▸ Component data from apps and pages

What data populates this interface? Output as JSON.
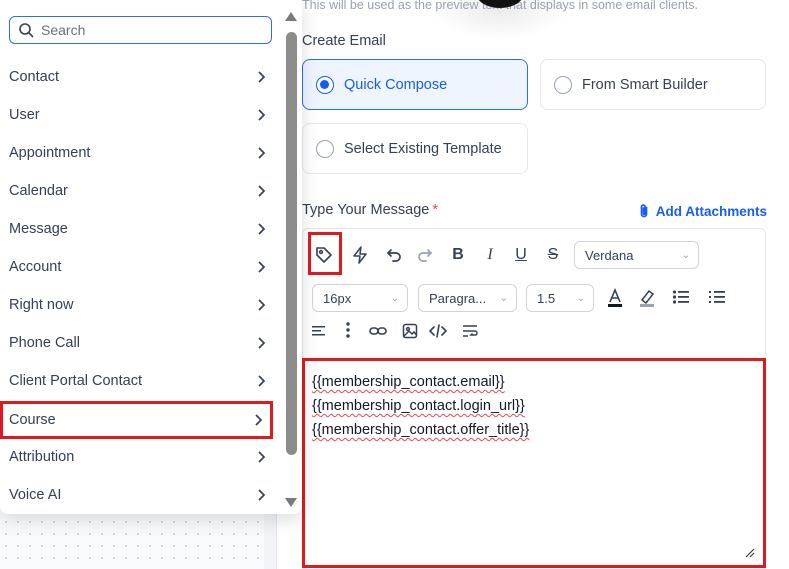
{
  "helper_text": "This will be used as the preview text that displays in some email clients.",
  "create_email": {
    "label": "Create Email",
    "options": [
      {
        "label": "Quick Compose",
        "selected": true
      },
      {
        "label": "From Smart Builder",
        "selected": false
      },
      {
        "label": "Select Existing Template",
        "selected": false
      }
    ]
  },
  "message": {
    "label": "Type Your Message",
    "required_mark": "*",
    "attach_label": "Add Attachments",
    "font_family": "Verdana",
    "font_size": "16px",
    "block_style": "Paragra...",
    "line_height": "1.5",
    "lines": [
      "{{membership_contact.email}}",
      "{{membership_contact.login_url}}",
      "{{membership_contact.offer_title}}"
    ]
  },
  "dropdown": {
    "search_placeholder": "Search",
    "items": [
      "Contact",
      "User",
      "Appointment",
      "Calendar",
      "Message",
      "Account",
      "Right now",
      "Phone Call",
      "Client Portal Contact",
      "Course",
      "Attribution",
      "Voice AI"
    ],
    "highlighted_item": "Course"
  },
  "colors": {
    "accent": "#155eef",
    "highlight_box": "#e0191f",
    "required": "#e5484d"
  }
}
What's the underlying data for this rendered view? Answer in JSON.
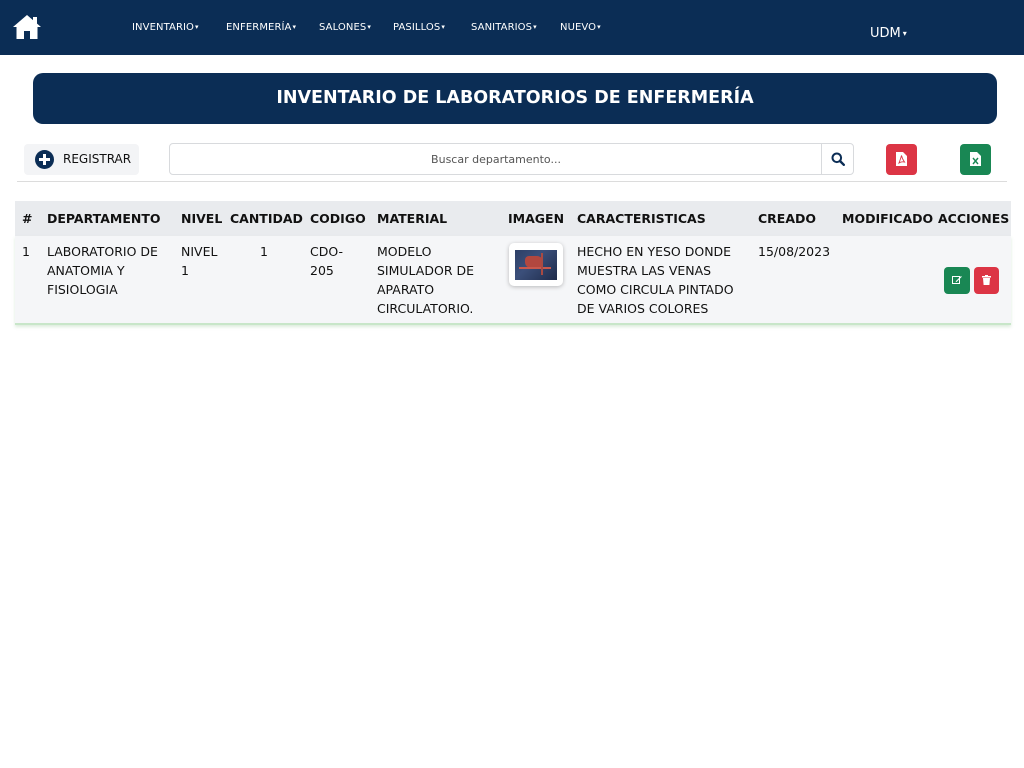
{
  "navbar": {
    "home_icon": "home-icon",
    "items": [
      {
        "label": "INVENTARIO"
      },
      {
        "label": "ENFERMERÍA"
      },
      {
        "label": "SALONES"
      },
      {
        "label": "PASILLOS"
      },
      {
        "label": "SANITARIOS"
      },
      {
        "label": "NUEVO"
      }
    ],
    "user": "UDM",
    "caret": "▾"
  },
  "banner": {
    "title": "INVENTARIO DE LABORATORIOS DE ENFERMERÍA"
  },
  "toolbar": {
    "register_label": "REGISTRAR",
    "register_icon": "plus-circle-icon",
    "search_placeholder": "Buscar departamento...",
    "search_icon": "search-icon",
    "pdf_icon": "file-pdf-icon",
    "excel_icon": "file-excel-icon"
  },
  "table": {
    "headers": [
      "#",
      "DEPARTAMENTO",
      "NIVEL",
      "CANTIDAD",
      "CODIGO",
      "MATERIAL",
      "IMAGEN",
      "CARACTERISTICAS",
      "CREADO",
      "MODIFICADO",
      "ACCIONES"
    ],
    "rows": [
      {
        "index": "1",
        "departamento": [
          "LABORATORIO DE",
          "ANATOMIA Y",
          "FISIOLOGIA"
        ],
        "nivel": [
          "NIVEL",
          "1"
        ],
        "cantidad": "1",
        "codigo": [
          "CDO-",
          "205"
        ],
        "material": [
          "MODELO",
          "SIMULADOR DE",
          "APARATO",
          "CIRCULATORIO."
        ],
        "imagen": "circulatory-model-thumbnail",
        "caracteristicas": [
          "HECHO EN YESO DONDE",
          "MUESTRA LAS VENAS",
          "COMO CIRCULA PINTADO",
          "DE VARIOS COLORES"
        ],
        "creado": "15/08/2023",
        "modificado": "",
        "edit_icon": "edit-icon",
        "delete_icon": "trash-icon"
      }
    ]
  },
  "colors": {
    "navy": "#0b2d55",
    "danger": "#dc3545",
    "success": "#198754"
  }
}
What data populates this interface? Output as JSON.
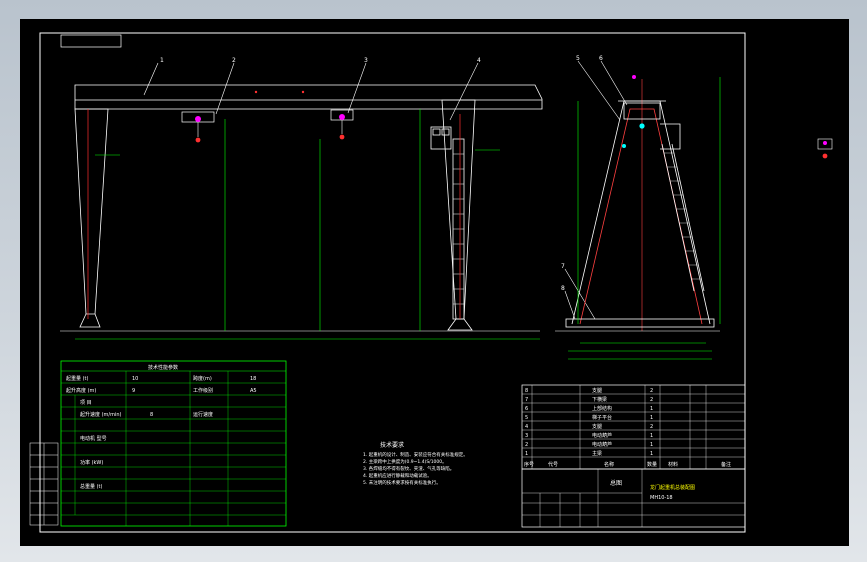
{
  "app": {
    "background": "#000000",
    "frame_color": "#ffffff",
    "line_green": "#00ff00",
    "line_red": "#ff0000",
    "accent_magenta": "#ff00ff",
    "accent_cyan": "#00ffff"
  },
  "balloons": [
    "1",
    "2",
    "3",
    "4",
    "5",
    "6",
    "7",
    "8"
  ],
  "params_table": {
    "header": "技术性能参数",
    "rows_left": [
      [
        "起重量 (t)",
        "10",
        "跨度(m)",
        "18"
      ],
      [
        "起升高度 (m)",
        "9",
        "工作级别",
        "A5"
      ],
      [
        "项 目",
        "",
        "",
        ""
      ],
      [
        "起升速度 (m/min)",
        "8",
        "运行速度",
        ""
      ],
      [
        "电动机 型号",
        "",
        "",
        ""
      ],
      [
        "功率 (kW)",
        "",
        "",
        ""
      ],
      [
        "总重量 (t)",
        "",
        "",
        ""
      ]
    ]
  },
  "tech_requirements": {
    "title": "技术要求",
    "lines": [
      "1. 起重机的设计、制造、安装应符合有关标准规定。",
      "2. 主梁跨中上拱度为(0.9~1.4)S/1000。",
      "3. 各焊缝均不得有裂纹、夹渣、气孔等缺陷。",
      "4. 起重机应进行静载和动载试验。",
      "5. 未注明的技术要求按有关标准执行。"
    ]
  },
  "parts_list": {
    "rows": [
      [
        "8",
        "",
        "支腿",
        "2",
        "",
        ""
      ],
      [
        "7",
        "",
        "下横梁",
        "2",
        "",
        ""
      ],
      [
        "6",
        "",
        "上部结构",
        "1",
        "",
        ""
      ],
      [
        "5",
        "",
        "梯子平台",
        "1",
        "",
        ""
      ],
      [
        "4",
        "",
        "支腿",
        "2",
        "",
        ""
      ],
      [
        "3",
        "",
        "电动葫芦",
        "1",
        "",
        ""
      ],
      [
        "2",
        "",
        "电动葫芦",
        "1",
        "",
        ""
      ],
      [
        "1",
        "",
        "主梁",
        "1",
        "",
        ""
      ]
    ],
    "header": [
      "序号",
      "代号",
      "名称",
      "数量",
      "材料",
      "备注"
    ]
  },
  "title_block": {
    "drawing_name": "总图",
    "product_name": "龙门起重机总装配图",
    "drawing_no": "MH10-18"
  },
  "left_strip": {
    "cells": [
      "",
      "",
      "",
      "",
      "",
      "",
      ""
    ]
  }
}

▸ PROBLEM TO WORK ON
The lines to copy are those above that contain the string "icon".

▸ RESPONSE BOX
    "home_icon": "home-icon",
    "register_icon": "plus-circle-icon",
    "search_icon": "search-icon",
    "pdf_icon": "file-pdf-icon",
    "excel_icon": "file-excel-icon"
        "edit_icon": "edit-icon",
        "delete_icon": "trash-icon"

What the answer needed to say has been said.